HOW TO COMPLETE THIS TASK: Report each line of the data that contains the string "chevron".

Website and app data records
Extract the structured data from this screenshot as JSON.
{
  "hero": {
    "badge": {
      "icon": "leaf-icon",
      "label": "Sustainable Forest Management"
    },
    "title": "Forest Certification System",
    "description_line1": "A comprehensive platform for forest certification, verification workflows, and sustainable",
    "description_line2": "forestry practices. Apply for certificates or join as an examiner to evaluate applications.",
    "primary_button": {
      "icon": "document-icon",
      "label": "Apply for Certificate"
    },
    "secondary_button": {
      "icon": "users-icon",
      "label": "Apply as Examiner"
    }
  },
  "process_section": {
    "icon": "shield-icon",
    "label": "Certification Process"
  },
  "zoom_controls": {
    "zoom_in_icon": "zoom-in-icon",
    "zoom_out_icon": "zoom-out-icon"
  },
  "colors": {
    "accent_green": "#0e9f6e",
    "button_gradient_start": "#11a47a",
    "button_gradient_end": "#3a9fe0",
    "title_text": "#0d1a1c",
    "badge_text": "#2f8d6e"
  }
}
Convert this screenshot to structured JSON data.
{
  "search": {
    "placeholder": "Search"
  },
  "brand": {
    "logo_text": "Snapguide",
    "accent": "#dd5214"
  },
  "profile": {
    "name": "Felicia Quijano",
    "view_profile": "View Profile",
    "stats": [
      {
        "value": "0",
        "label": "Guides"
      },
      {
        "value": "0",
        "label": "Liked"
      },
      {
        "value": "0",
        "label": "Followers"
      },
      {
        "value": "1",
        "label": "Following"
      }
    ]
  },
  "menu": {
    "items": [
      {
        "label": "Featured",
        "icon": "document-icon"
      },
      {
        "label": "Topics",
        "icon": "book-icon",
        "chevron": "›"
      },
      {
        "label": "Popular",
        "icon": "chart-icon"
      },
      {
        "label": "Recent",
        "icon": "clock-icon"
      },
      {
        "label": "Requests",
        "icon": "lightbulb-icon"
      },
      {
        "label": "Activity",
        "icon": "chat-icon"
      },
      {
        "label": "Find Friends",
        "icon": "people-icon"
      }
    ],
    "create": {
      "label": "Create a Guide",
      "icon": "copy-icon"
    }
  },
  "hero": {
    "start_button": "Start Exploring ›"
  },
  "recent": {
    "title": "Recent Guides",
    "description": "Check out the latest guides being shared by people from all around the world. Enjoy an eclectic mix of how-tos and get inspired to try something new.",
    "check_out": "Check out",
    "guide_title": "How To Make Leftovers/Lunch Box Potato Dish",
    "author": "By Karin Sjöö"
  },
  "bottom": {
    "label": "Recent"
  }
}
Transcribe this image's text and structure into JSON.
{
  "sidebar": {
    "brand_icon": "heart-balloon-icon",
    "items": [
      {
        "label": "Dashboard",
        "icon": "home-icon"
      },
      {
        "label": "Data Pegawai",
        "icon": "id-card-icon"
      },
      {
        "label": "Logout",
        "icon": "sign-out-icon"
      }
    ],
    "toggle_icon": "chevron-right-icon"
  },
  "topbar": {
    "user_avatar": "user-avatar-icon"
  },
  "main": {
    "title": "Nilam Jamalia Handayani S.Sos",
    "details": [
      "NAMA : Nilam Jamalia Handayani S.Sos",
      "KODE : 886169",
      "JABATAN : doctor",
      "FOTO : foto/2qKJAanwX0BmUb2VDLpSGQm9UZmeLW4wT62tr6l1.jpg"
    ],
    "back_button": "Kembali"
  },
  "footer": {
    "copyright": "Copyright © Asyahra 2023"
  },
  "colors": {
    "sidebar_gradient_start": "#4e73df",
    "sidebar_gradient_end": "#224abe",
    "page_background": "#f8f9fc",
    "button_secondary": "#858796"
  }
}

RESPONSE FOR THIS EXERCISE:
        "chevron": "›"
    "toggle_icon": "chevron-right-icon"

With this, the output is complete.